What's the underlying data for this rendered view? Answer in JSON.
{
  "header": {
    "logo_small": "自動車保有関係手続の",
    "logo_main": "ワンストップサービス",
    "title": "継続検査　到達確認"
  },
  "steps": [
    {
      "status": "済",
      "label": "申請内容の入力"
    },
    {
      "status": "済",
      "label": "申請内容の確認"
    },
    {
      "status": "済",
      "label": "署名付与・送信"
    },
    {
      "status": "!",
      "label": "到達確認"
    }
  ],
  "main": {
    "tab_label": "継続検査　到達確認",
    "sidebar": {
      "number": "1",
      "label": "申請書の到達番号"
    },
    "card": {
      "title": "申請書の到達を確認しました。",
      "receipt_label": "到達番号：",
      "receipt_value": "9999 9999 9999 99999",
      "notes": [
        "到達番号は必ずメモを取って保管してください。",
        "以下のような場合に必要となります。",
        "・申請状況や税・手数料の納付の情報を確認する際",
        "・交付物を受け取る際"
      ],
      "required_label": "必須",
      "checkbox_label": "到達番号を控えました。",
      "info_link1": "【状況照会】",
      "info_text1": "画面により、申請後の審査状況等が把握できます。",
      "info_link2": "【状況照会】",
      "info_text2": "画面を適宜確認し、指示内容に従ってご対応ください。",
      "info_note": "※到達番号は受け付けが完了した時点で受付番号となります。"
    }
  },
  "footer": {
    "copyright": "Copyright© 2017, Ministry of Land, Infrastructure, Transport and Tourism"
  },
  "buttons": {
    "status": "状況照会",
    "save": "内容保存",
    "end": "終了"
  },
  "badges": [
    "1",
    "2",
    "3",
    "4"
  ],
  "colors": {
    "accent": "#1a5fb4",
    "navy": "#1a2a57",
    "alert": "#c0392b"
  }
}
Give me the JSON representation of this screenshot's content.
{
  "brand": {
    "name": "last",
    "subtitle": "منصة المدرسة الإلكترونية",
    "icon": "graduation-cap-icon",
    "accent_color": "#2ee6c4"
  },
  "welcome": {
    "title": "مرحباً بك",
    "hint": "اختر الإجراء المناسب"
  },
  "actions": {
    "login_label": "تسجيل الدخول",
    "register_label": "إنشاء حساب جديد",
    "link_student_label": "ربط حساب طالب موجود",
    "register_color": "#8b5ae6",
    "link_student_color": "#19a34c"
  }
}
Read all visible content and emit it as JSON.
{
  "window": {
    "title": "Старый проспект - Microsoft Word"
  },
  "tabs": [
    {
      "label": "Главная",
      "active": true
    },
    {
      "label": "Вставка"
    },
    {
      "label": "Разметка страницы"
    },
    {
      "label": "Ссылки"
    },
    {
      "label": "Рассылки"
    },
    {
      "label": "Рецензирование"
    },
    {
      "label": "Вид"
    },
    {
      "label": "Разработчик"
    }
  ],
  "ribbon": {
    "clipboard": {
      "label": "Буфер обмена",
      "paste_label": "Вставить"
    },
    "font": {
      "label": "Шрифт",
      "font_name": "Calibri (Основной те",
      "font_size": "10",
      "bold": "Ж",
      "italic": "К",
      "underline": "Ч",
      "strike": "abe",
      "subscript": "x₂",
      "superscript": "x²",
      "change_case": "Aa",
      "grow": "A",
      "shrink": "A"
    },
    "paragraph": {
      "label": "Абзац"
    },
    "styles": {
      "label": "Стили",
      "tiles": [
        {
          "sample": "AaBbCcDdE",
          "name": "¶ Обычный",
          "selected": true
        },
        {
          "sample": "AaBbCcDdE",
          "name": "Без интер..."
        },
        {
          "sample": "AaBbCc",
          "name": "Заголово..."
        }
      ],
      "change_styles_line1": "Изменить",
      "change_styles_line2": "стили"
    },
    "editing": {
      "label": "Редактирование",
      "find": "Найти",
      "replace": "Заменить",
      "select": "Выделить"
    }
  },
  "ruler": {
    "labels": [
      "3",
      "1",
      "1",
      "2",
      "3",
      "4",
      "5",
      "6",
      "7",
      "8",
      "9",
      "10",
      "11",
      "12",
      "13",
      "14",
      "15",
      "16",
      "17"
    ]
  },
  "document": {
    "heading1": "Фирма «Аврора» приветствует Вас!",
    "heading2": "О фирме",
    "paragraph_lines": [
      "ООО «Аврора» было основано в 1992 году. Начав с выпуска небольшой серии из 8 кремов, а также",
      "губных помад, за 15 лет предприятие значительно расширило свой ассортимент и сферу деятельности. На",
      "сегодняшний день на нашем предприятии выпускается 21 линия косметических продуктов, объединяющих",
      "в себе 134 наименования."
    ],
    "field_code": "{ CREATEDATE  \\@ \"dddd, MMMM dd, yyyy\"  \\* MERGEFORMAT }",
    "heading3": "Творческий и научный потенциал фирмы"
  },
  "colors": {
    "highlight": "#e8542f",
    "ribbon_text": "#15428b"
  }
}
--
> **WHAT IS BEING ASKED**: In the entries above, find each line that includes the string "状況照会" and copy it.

> **SOLUTION FOR THIS TASK**:
      "info_link1": "【状況照会】",
      "info_link2": "【状況照会】",
    "status": "状況照会",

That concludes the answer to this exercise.